The Supreme Court this week heard oral arguments in a copyright case that publishers say holds major implications for their businesses—even though the case doesn’t involve books. In Costco Wholesale Corporation v. Omega, S.A, the court will decide whether retail giant Costco can re-sell copyright-protected, foreign-made Omega wristwatches exclusively licensed for sale abroad in the U.S. market. But wristwatches aside, the copyright case holds larger implications for the publishing industry, as well as for libraries and booksellers, as it could also apply to the sale and importation of foreign-made editions.
The conflict began after Costco purchased Omega watches from third parties overseas which had legally acquired the watches from licensed Omega dealers. Costco then imported and sold the foreign-made watches in the U.S. at a steep discount, exploiting the foreign price differential. Omega watches, however, are subject to copyright, and after authorized Omega dealers in the U.S. complained about Costco’s price-cutting tactics, Omega sued to enjoin Costco from selling the foreign watches.
Costco countered that its importation and sale of the watches was protected by “the doctrine of first sale.” First sale generally limits copyright holders' control to the initial sale, and gives consumers the right to re-sell physical property they have legally acquired without permission of the copyright holder. First sale is a cornerstone of the used book business, as well as libraries, allowing them to legally acquire and redistribute copies of books and other materials.
In 2005, a district court granted summary judgment to Costco, citing first sale. But in September, 2008, the U.S. Ninth Circuit Court of Appeals reversed, ruling that the term “lawfully made” in the statutory language meant that first sale applied only to goods that were made in the U.S., not to goods originating abroad. The Supreme Court is now considering whether the appeals court erred in limiting the doctrine of first sale to goods made in the U.S.

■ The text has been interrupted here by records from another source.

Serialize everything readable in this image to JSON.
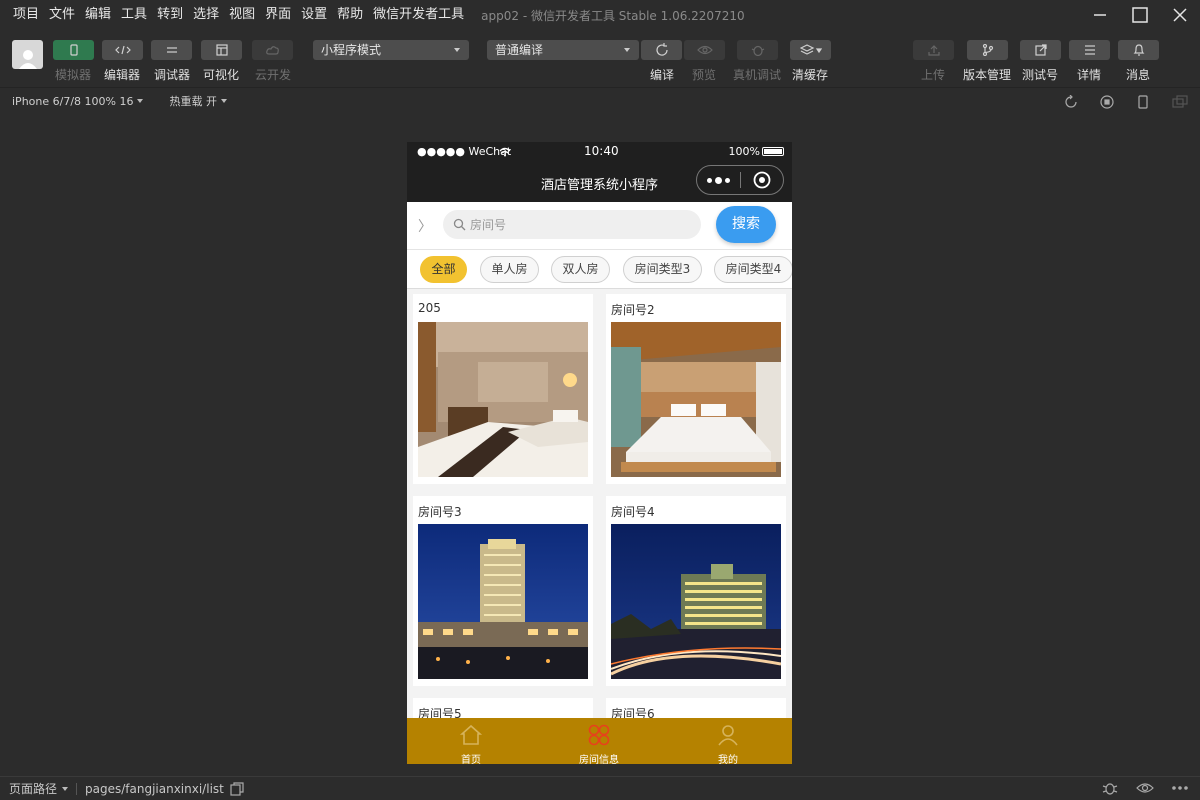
{
  "menubar": {
    "items": [
      "项目",
      "文件",
      "编辑",
      "工具",
      "转到",
      "选择",
      "视图",
      "界面",
      "设置",
      "帮助",
      "微信开发者工具"
    ],
    "title": "app02 - 微信开发者工具 Stable 1.06.2207210"
  },
  "toolbar": {
    "simulator": "模拟器",
    "editor": "编辑器",
    "debugger": "调试器",
    "visual": "可视化",
    "cloud": "云开发",
    "mode_select": "小程序模式",
    "compile_select": "普通编译",
    "compile": "编译",
    "preview": "预览",
    "remote_debug": "真机调试",
    "clear_cache": "清缓存",
    "upload": "上传",
    "version": "版本管理",
    "test_account": "测试号",
    "details": "详情",
    "messages": "消息"
  },
  "subbar": {
    "device": "iPhone 6/7/8 100% 16",
    "hot_reload": "热重载 开"
  },
  "phone": {
    "status": {
      "carrier": "●●●●● WeChat",
      "time": "10:40",
      "battery": "100%"
    },
    "nav_title": "酒店管理系统小程序",
    "search": {
      "placeholder": "房间号",
      "button": "搜索"
    },
    "filters": [
      "全部",
      "单人房",
      "双人房",
      "房间类型3",
      "房间类型4"
    ],
    "cards": [
      "205",
      "房间号2",
      "房间号3",
      "房间号4",
      "房间号5",
      "房间号6"
    ],
    "tabs": [
      "首页",
      "房间信息",
      "我的"
    ]
  },
  "bottombar": {
    "path_label": "页面路径",
    "path": "pages/fangjianxinxi/list"
  },
  "colors": {
    "accent_blue": "#3a9cf0",
    "chip_active": "#f2c230",
    "tabbar": "#b58200",
    "tab_active": "#e8401c"
  }
}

In September, 2010, the Association of American Publishers filed an amicus brief urging the Supreme Court to uphold the Ninth Circuit ruling in favor of Omega, maintaining that allowing Costco to sell the watches would in essence “legalize the importation of books that were manufactured abroad for distribution in foreign markets and never intended for sale in the United States.” The case has particular impact in the digital age, AAP officials noted, as consumers can increasingly go online and purchase cheaper foreign editions of textbooks, for example. “The fact that it has become easier today using the Web to seek books from foreign sources,” the AAP brief argues, “cannot legalize the practice nor detract from enforcing the law as Congress intended.”
Consumer groups, meanwhile, including the major library associations, hope to have the Ninth Circuit ruling overturned. “It’s very invasive to be told that we can’t sell our books or DVDs without the publisher’s or manufacturer’s permission because they were printed or pressed abroad,” notes a blog post by advocacy group Public Knowledge, which filed a brief in July, along with the major library associations. “What happens to Netflix, Amazon and eBay if they have to find out where each item was made, whether it has a copyright logo made outside of the U.S., and then buy licensing rights from the copyright owner if the item was made abroad?”
The case is yet another flash point for the publishing industry in the digital age—this one, notably, not over digital piracy, but involving legally purchased physical goods. With the rise of massive resellers, like Costco and Walmart, and the reach of Internet businesses like Amazon and eBay, secondary markets have flourished over the last decade, especially in the textbook market. Now at stake: whether copyright law can be used to stop the price-deflating practice of importing already once-sold foreign goods, including books, into the U.S. market.